━━━━━ Record excerpts
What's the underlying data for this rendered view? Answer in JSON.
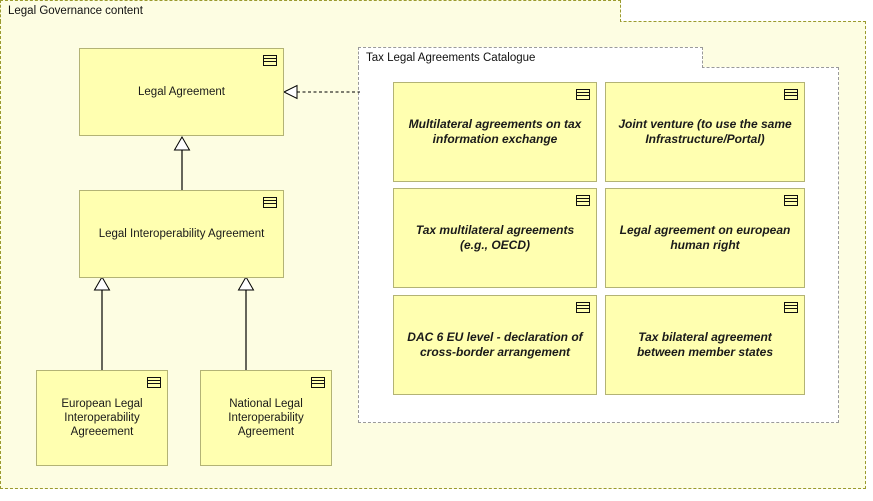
{
  "diagram": {
    "title": "Legal Governance content",
    "icon_name": "contract-icon"
  },
  "groups": [
    {
      "id": "legal-governance-content",
      "label": "Legal Governance content",
      "border_color": "#9a9a2e",
      "fill_color": "#fdfde2",
      "border_style": "dashed"
    },
    {
      "id": "tax-legal-agreements-catalogue",
      "label": "Tax Legal Agreements Catalogue",
      "border_color": "#9a9a9a",
      "fill_color": "#ffffff",
      "border_style": "dashed"
    }
  ],
  "nodes": {
    "legal_agreement": {
      "label": "Legal Agreement",
      "style": "plain",
      "fill_color": "#ffffb0",
      "border_color": "#b3b375"
    },
    "legal_interoperability_agreement": {
      "label": "Legal Interoperability Agreement",
      "style": "plain",
      "fill_color": "#ffffb0",
      "border_color": "#b3b375"
    },
    "european_legal_interoperability_agreement": {
      "label": "European Legal Interoperability Agreeement",
      "style": "plain",
      "fill_color": "#ffffb0",
      "border_color": "#b3b375"
    },
    "national_legal_interoperability_agreement": {
      "label": "National Legal Interoperability Agreement",
      "style": "plain",
      "fill_color": "#ffffb0",
      "border_color": "#b3b375"
    },
    "multilateral_tax_info_exchange": {
      "label": "Multilateral agreements on tax information exchange",
      "style": "emphasis",
      "fill_color": "#ffffb0",
      "border_color": "#b3b375"
    },
    "joint_venture_infrastructure": {
      "label": "Joint venture (to use the same Infrastructure/Portal)",
      "style": "emphasis",
      "fill_color": "#ffffb0",
      "border_color": "#b3b375"
    },
    "tax_multilateral_oecd": {
      "label": "Tax multilateral agreements (e.g., OECD)",
      "style": "emphasis",
      "fill_color": "#ffffb0",
      "border_color": "#b3b375"
    },
    "legal_agreement_human_right": {
      "label": "Legal agreement on european human right",
      "style": "emphasis",
      "fill_color": "#ffffb0",
      "border_color": "#b3b375"
    },
    "dac6_eu_level": {
      "label": "DAC 6 EU level - declaration of cross-border arrangement",
      "style": "emphasis",
      "fill_color": "#ffffb0",
      "border_color": "#b3b375"
    },
    "tax_bilateral_member_states": {
      "label": "Tax bilateral agreement between member states",
      "style": "emphasis",
      "fill_color": "#ffffb0",
      "border_color": "#b3b375"
    }
  },
  "connectors": [
    {
      "id": "generalization-interop-to-agreement",
      "type": "generalization",
      "line": "solid",
      "arrowhead": "hollow-triangle",
      "from": "legal_interoperability_agreement",
      "to": "legal_agreement"
    },
    {
      "id": "generalization-european-to-interop",
      "type": "generalization",
      "line": "solid",
      "arrowhead": "hollow-triangle",
      "from": "european_legal_interoperability_agreement",
      "to": "legal_interoperability_agreement"
    },
    {
      "id": "generalization-national-to-interop",
      "type": "generalization",
      "line": "solid",
      "arrowhead": "hollow-triangle",
      "from": "national_legal_interoperability_agreement",
      "to": "legal_interoperability_agreement"
    },
    {
      "id": "realization-catalogue-to-agreement",
      "type": "realization",
      "line": "dashed",
      "arrowhead": "hollow-triangle",
      "from": "tax-legal-agreements-catalogue",
      "to": "legal_agreement"
    }
  ]
}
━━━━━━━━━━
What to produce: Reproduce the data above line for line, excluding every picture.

Answer to the problem:
What's the underlying data for this rendered view? Answer in JSON.
{
  "diagram": {
    "title": "Legal Governance content",
    "icon_name": "contract-icon"
  },
  "groups": [
    {
      "id": "legal-governance-content",
      "label": "Legal Governance content",
      "border_color": "#9a9a2e",
      "fill_color": "#fdfde2",
      "border_style": "dashed"
    },
    {
      "id": "tax-legal-agreements-catalogue",
      "label": "Tax Legal Agreements Catalogue",
      "border_color": "#9a9a9a",
      "fill_color": "#ffffff",
      "border_style": "dashed"
    }
  ],
  "nodes": {
    "legal_agreement": {
      "label": "Legal Agreement",
      "style": "plain",
      "fill_color": "#ffffb0",
      "border_color": "#b3b375"
    },
    "legal_interoperability_agreement": {
      "label": "Legal Interoperability Agreement",
      "style": "plain",
      "fill_color": "#ffffb0",
      "border_color": "#b3b375"
    },
    "european_legal_interoperability_agreement": {
      "label": "European Legal Interoperability Agreeement",
      "style": "plain",
      "fill_color": "#ffffb0",
      "border_color": "#b3b375"
    },
    "national_legal_interoperability_agreement": {
      "label": "National Legal Interoperability Agreement",
      "style": "plain",
      "fill_color": "#ffffb0",
      "border_color": "#b3b375"
    },
    "multilateral_tax_info_exchange": {
      "label": "Multilateral agreements on tax information exchange",
      "style": "emphasis",
      "fill_color": "#ffffb0",
      "border_color": "#b3b375"
    },
    "joint_venture_infrastructure": {
      "label": "Joint venture (to use the same Infrastructure/Portal)",
      "style": "emphasis",
      "fill_color": "#ffffb0",
      "border_color": "#b3b375"
    },
    "tax_multilateral_oecd": {
      "label": "Tax multilateral agreements (e.g., OECD)",
      "style": "emphasis",
      "fill_color": "#ffffb0",
      "border_color": "#b3b375"
    },
    "legal_agreement_human_right": {
      "label": "Legal agreement on european human right",
      "style": "emphasis",
      "fill_color": "#ffffb0",
      "border_color": "#b3b375"
    },
    "dac6_eu_level": {
      "label": "DAC 6 EU level - declaration of cross-border arrangement",
      "style": "emphasis",
      "fill_color": "#ffffb0",
      "border_color": "#b3b375"
    },
    "tax_bilateral_member_states": {
      "label": "Tax bilateral agreement between member states",
      "style": "emphasis",
      "fill_color": "#ffffb0",
      "border_color": "#b3b375"
    }
  },
  "connectors": [
    {
      "id": "generalization-interop-to-agreement",
      "type": "generalization",
      "line": "solid",
      "arrowhead": "hollow-triangle",
      "from": "legal_interoperability_agreement",
      "to": "legal_agreement"
    },
    {
      "id": "generalization-european-to-interop",
      "type": "generalization",
      "line": "solid",
      "arrowhead": "hollow-triangle",
      "from": "european_legal_interoperability_agreement",
      "to": "legal_interoperability_agreement"
    },
    {
      "id": "generalization-national-to-interop",
      "type": "generalization",
      "line": "solid",
      "arrowhead": "hollow-triangle",
      "from": "national_legal_interoperability_agreement",
      "to": "legal_interoperability_agreement"
    },
    {
      "id": "realization-catalogue-to-agreement",
      "type": "realization",
      "line": "dashed",
      "arrowhead": "hollow-triangle",
      "from": "tax-legal-agreements-catalogue",
      "to": "legal_agreement"
    }
  ]
}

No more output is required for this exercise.